Starting a trade war with a country that manufactures most of your stuff and holds most of your debt is extremely foolish. Trump claims that he’s not all that smart, but the key to his success is surrounding himself with smart people. Maybe he ought to consider finding some smarter people. After all, even if a hole is surrounded by a doughnut, it’s still just a hole.

Did anybody see that Dead Cat Bounce?!

After another start to a dreadful week in the NYSXE we can now see the market truly clinging to life as it reaches out for air, yelling “Save me low interest rates!” If only the market knew that those low interest rates are the dreadful cause as we watch it bounce further and further towards a recession. Historically speaking, the Great Depression was in full force by 1933, then 4 years later in 1937 the news was reporting on how a recovery was occurring and the pipedreams were about as successful as a toilet drain. The markets truly ate that load of crude up, people even suggested that the depression was over and after 1937 it was just a recession, the depression was not over. Does this chain of events sound familiar? No? Not yet? Well lets just wait until the end of the year.

We have seen the market drop from 17500 to near 15500 in around a week. Within that week, the market raised from 15500 to 16526, then closing at 16062. Then we have people, our lovely keynesians, saying the market has been stabilized. Yet anyone with an understanding of economic theory could predict the Dead Cat Bounce. How many times have the austrians been suggesting that QE4 will be arriving soon? This is due to the fact that it is impossible to revive from this recovery.

We can not expect to see any recovery in the markets, and they will continue to curtail downwards. However; the worse is yet to come. People have not been noticing that the Chinese central bank has been stocking gold, and the seemingly reason for this is to make a future power play against a weak dollar. This is what the Chinese government is betting on, and it seems very possible. However, how far will China go? Will they be able to overthrow the dollar with a massive gold backed currency? At this stage, probably not, and what’s even worse now is the fact that China is succumbing to an even more dangerous area in the global economy.
In June of this year the chinese stock market crashed from a little over 5000 to 3500. It has maintained within a 500 range of 3500 for the past 3 months.

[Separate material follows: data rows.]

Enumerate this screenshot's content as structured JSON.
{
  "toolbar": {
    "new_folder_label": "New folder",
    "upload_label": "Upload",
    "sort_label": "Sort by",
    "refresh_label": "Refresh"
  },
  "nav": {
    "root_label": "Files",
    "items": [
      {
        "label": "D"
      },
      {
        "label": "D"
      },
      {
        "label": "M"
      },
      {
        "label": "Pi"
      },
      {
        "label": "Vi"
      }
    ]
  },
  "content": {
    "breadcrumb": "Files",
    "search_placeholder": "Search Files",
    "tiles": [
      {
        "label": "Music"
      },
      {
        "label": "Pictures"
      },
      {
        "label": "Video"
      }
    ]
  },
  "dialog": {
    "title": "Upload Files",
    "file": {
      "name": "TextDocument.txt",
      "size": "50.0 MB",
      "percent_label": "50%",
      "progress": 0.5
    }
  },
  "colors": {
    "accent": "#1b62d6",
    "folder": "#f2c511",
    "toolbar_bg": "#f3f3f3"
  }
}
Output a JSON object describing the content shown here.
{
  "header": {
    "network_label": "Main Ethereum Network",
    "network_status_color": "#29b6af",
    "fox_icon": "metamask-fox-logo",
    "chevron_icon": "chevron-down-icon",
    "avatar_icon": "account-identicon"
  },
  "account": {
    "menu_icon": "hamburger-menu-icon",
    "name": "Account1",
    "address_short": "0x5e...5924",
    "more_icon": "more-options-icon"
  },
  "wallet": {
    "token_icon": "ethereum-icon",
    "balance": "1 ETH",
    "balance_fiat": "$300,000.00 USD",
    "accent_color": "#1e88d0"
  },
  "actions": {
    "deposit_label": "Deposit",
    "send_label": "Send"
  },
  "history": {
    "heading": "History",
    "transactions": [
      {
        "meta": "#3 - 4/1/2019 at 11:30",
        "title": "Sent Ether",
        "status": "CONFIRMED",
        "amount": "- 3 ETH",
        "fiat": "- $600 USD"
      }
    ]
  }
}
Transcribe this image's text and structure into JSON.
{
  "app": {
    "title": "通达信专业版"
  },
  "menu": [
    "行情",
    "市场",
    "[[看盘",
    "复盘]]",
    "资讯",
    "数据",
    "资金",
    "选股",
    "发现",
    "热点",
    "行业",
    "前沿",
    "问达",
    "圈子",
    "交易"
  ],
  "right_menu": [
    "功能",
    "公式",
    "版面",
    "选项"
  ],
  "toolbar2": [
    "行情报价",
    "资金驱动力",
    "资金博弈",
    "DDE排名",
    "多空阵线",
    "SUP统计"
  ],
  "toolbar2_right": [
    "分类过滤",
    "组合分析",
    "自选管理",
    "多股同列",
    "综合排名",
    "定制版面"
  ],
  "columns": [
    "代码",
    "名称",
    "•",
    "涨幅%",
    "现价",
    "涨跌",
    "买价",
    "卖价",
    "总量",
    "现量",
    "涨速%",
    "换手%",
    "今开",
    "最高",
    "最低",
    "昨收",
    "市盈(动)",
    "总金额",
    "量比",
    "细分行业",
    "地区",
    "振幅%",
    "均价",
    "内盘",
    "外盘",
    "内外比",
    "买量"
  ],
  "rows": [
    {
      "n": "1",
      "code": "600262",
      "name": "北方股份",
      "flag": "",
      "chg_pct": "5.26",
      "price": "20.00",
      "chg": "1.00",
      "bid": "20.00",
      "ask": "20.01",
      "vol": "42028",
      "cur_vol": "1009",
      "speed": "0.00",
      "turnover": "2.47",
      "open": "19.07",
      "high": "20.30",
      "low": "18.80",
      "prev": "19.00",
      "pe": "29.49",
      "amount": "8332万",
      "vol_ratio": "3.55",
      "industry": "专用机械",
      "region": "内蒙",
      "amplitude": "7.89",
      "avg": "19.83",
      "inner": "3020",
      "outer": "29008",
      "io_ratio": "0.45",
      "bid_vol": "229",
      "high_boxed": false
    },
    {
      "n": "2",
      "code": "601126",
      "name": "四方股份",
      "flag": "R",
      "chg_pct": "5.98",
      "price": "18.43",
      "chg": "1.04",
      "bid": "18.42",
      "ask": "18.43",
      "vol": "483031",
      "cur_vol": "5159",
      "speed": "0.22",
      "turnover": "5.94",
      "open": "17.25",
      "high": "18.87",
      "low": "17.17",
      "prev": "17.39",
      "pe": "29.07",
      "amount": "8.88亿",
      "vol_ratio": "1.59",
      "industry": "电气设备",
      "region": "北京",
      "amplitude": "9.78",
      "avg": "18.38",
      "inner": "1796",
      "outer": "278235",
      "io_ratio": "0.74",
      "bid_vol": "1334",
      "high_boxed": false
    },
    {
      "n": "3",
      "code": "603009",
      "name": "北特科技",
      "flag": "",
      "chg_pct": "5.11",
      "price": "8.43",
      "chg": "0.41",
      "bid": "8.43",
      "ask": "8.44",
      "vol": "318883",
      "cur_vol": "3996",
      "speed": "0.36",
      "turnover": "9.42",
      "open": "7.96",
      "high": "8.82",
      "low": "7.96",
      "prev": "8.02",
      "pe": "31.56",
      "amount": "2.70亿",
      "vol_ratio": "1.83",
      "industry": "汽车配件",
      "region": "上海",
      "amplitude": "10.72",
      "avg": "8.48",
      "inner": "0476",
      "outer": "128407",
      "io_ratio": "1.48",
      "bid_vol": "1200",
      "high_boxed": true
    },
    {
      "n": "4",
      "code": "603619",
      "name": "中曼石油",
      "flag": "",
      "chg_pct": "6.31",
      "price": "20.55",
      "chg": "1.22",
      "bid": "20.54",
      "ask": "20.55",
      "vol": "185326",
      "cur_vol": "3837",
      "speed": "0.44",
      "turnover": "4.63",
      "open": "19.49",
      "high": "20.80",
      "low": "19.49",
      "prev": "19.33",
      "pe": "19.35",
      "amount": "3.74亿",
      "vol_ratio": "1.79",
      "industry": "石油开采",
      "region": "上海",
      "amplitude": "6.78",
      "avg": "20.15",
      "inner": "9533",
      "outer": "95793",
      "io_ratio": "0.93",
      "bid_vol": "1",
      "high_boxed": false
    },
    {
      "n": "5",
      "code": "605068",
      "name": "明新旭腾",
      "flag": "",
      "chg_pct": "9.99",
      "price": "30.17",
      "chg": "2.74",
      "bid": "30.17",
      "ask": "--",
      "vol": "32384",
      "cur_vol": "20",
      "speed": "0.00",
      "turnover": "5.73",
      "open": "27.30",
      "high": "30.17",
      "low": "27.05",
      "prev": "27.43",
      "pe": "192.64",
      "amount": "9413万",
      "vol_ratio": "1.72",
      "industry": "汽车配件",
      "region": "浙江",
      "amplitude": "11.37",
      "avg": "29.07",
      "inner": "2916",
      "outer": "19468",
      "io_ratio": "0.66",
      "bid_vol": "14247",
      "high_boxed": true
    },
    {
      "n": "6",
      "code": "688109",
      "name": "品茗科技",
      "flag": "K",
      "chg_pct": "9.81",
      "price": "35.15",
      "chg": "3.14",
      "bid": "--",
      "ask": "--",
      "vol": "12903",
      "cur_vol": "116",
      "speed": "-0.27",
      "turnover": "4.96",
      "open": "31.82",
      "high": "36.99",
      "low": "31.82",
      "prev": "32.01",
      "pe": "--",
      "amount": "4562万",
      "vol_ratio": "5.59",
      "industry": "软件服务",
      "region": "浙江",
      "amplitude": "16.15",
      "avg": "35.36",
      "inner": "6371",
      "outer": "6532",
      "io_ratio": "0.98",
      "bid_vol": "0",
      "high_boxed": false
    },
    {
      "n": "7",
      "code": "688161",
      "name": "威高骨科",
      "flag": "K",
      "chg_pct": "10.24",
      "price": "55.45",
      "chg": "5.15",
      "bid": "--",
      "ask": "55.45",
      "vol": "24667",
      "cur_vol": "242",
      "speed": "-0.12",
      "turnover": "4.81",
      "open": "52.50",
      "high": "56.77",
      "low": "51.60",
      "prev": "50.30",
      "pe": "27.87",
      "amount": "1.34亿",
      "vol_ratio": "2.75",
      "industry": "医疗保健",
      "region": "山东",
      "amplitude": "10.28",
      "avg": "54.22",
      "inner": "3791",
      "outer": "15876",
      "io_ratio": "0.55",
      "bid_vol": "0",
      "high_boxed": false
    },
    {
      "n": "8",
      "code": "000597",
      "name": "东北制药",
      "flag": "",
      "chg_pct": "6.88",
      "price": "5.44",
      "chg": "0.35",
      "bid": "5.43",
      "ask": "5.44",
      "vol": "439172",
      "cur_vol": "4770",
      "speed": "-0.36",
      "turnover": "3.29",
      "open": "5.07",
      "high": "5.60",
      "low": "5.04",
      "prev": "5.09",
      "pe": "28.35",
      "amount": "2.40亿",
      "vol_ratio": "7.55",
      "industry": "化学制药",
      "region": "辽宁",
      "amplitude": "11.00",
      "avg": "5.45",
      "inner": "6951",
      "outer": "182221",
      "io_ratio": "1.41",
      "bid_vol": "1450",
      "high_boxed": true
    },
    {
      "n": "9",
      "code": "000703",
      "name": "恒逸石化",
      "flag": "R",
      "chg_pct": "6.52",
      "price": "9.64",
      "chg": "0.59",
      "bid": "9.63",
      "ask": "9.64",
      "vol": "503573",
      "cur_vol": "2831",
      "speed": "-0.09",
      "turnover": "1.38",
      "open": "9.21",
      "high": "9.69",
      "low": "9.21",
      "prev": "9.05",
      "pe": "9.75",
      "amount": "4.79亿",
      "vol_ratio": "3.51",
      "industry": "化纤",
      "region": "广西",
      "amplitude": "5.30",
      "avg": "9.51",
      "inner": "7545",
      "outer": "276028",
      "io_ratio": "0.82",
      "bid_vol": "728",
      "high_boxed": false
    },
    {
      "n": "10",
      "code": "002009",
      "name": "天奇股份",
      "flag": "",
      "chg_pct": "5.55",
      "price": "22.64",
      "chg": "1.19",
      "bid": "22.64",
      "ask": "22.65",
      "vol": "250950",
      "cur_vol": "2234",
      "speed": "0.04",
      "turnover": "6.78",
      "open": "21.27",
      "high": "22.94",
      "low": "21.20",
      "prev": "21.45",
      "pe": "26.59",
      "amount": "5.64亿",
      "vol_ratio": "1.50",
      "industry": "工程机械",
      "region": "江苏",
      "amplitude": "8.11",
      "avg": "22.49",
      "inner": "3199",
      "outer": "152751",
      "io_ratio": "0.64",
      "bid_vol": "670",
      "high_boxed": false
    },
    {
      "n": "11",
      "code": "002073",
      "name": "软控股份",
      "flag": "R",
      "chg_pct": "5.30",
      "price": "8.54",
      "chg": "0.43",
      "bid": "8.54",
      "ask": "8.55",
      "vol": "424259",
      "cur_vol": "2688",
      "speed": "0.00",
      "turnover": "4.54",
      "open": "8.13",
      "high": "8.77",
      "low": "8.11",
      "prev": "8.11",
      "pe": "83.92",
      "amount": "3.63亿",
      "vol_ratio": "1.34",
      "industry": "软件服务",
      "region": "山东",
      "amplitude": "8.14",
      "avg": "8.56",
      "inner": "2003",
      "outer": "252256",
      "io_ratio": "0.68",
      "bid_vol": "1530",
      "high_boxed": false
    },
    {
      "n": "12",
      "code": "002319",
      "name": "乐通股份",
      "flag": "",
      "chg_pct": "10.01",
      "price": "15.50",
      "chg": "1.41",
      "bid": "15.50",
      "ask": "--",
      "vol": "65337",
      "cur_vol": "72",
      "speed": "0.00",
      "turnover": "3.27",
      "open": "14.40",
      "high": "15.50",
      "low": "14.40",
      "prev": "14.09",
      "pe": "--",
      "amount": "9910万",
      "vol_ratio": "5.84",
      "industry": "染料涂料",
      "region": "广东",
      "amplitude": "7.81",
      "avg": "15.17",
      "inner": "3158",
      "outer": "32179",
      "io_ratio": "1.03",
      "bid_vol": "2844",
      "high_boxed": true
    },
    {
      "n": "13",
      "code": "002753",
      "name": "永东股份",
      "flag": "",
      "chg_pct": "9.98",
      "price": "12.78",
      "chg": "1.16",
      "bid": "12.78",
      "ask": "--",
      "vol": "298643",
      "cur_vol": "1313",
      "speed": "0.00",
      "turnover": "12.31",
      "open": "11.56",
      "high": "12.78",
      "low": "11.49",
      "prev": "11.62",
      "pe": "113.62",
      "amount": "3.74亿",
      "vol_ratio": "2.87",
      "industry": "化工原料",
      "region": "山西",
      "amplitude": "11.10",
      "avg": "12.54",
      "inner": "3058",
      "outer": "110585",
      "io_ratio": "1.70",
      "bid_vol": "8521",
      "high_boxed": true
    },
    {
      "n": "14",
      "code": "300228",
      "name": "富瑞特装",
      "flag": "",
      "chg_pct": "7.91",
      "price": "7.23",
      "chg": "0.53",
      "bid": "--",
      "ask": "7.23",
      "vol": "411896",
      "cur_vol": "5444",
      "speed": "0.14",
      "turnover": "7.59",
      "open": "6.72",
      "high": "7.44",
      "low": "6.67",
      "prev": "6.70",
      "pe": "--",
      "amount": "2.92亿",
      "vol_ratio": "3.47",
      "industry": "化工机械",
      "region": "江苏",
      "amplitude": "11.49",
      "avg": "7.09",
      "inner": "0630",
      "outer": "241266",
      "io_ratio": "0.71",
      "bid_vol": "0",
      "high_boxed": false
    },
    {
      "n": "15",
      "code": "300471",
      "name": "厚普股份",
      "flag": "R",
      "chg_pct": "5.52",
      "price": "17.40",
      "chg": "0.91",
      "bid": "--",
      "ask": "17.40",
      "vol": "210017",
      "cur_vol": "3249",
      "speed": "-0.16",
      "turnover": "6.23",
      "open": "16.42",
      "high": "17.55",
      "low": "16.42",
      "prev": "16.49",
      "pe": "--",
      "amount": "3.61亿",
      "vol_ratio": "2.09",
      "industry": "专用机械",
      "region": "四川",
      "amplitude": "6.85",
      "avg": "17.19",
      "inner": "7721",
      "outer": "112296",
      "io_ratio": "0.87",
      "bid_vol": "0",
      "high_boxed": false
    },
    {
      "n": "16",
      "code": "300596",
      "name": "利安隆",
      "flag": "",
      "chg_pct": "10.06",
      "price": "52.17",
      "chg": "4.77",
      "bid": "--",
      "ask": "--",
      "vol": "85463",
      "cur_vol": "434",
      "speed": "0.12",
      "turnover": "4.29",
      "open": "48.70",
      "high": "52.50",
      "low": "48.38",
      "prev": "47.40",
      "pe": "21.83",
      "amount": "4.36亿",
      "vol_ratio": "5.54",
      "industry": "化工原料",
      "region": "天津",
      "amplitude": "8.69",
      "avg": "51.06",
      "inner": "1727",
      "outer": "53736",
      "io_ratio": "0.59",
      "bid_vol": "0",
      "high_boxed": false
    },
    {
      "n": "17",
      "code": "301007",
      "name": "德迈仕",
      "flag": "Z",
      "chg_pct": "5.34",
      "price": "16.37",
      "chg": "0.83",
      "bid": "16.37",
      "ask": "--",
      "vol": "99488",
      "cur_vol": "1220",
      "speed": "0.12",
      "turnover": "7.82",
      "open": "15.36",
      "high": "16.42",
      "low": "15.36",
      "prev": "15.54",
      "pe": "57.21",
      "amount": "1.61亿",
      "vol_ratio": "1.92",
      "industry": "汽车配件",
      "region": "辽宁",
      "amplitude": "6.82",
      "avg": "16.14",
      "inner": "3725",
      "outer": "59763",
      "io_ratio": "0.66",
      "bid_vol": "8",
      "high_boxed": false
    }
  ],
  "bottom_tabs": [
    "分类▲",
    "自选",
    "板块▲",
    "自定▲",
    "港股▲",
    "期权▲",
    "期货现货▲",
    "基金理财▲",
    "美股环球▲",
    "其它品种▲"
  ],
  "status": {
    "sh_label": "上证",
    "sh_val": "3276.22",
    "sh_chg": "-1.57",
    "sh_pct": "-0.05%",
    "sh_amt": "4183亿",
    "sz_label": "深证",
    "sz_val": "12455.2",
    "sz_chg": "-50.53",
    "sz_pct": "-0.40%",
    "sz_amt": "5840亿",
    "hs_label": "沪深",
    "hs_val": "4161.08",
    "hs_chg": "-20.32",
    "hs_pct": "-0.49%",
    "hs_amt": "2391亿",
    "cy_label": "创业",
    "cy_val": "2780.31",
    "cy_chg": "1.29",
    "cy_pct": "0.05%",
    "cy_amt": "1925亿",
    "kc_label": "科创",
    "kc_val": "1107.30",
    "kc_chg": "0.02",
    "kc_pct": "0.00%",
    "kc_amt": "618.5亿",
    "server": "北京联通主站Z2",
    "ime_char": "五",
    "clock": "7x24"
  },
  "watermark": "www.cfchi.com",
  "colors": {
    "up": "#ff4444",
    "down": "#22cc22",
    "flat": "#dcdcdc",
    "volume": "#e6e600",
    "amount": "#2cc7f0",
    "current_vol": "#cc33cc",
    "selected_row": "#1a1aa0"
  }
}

This is because the Chinese government forced sale suspension on shares! It is illegal to sell major stocks in the chinese stock market for 6 months! We are witnessing a very contractionary stage of economic “growth”, and now when faced with QE, if the chinese lift their cap, the market will be hit very hard. Why? Because the entire economy of China is in one giant bubble based on an overvalued government propped up export sector. What does this mean? It means get ready for a global recession, because when the Chinese market collapses we will see more bubbles pop up in places like the United States and Europe, and the fact that those bubbles are not based on any actual economic growth, it will act as a ripple effect causing market hits throughout the world.